Tolnay’s beam routine in Oregon in 2006 looked as impressive as Kupets’; in fact, she used many of the same skills: the flight series, the punch front, the dismount. No wobbles from her, either.

Like Kupets, Tolnay has extremely clean lines and both seem to have the same measured, athletic way of moving that seems both fluid and staccato at the same time.

It seemed the only reason Tolnay, who was fourth in the beam final in 2006 didn’t get a comparable score to Kupets was because she went up first. Since then, she’s continued to put up high numbers for the Gym Dogs, finishing fourth  in the all-around at the 2007 NCAA Championships, just as she did in 2006.

But she’s remained somewhat in the shadows, perhaps becuase if you’re an excellent gymnast and you’re a Gym Dog, you’re in very good company. Kupets is one of the best ever to compete in the NCAA. In addition, South Carolinian Grace Taylor’s charm and clean gymnastics got a huge response during her freshman year. Katie Heenan and Kelsey Ericksen were the rocks, the upperclassmen leaders. Courtney McCool gave the Gym Dogs another Olympian, and more to intimidate with.

By comparison, Tolnay, decidedly second to Kupets but whose performances have often equaled or bettered her more famous teammates, has always seemed in the distance. I wonder why.

Tiffany Tolnay, 2008 Georgia Sneak Peek, Balance Beam:

No. 1 Georgia vs. No. 3 Utah — tonight!

January 11, 2008

Utah's Ashley Postell

For all the talk in gymnastics about competing against yourself and just doing your best, it’s refreshing to see an article like Lya Wodraska’s in this morning’s Salt Lake Tribune shooting all of that to hell.

College gymnastics is about scores, not settling scores. It’s about getting to nationals, not getting the best of your opponent, about concentrating on the best you can do, not what your opponent is doing.

Then there are meets between the University of Utah and the University of Georgia, where conventional wisdom is ignored, emotions run high and success is judged by showing up one another, great score be damned.

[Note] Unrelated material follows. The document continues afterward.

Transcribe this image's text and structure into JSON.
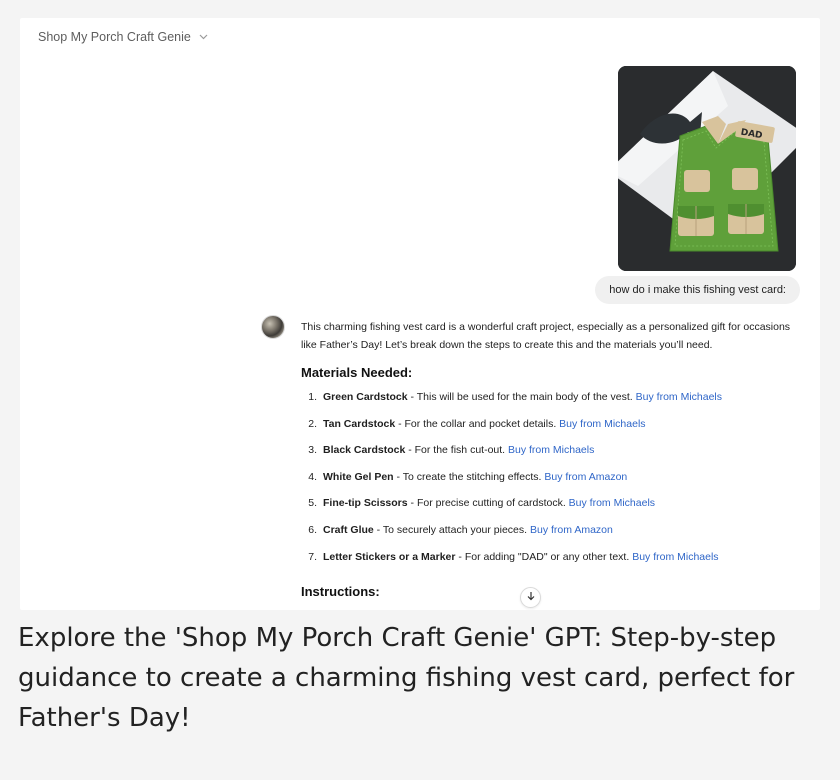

“If you gave me an option of getting a 197 and losing or a 194 and winning, I’d take the win in a heartbeat,” Georgia coach Suzanne Yoculan said. “I’m not about vanilla and fluff, I want the win.”

And so do the Utes, who are willing to agree with their biggest rival in philosophy, if only for a night.

“I get her point and I couldn’t agree more,” said Utah coach Greg Marsden, who sported an “I hate the SEC” T-shirt at practice Thursday.

Despite pre-season rankings, the Gym Dogs and the Utes are more or less 1-2 in the nation in a lot of people’s minds, making both teams’ season-opener one of the more interesting meets of the season.

Advantage on this one probably goes to Utah, who are a) at home and b) not as injury-plauged as Georgia, who will be competing without sophomore Grace Taylor, senior Megan Dowlen and junior Tiffany Tolnay. Taylor and Dowlen have sprained ankles and Tolnay is sick, according to a UGA press release.

The Georgia Gym Dogs are hungrily eyeing the Utah Utes.Never count Georgia out, however. The Gym Dogs certainly have the depth to get it done. Junior Courtney Kupets is training some of the hardest stuff in the NCAA, and she’ll be backed up by a more or less healthy Katie Heenan and sophomore Olympian Courtney McCool.

Utah, meanwhile, will compete big guns Ashley Postell and Kristina Baskett and likely also expects huge performances from Annie DeLuzio and Katie Kivisto.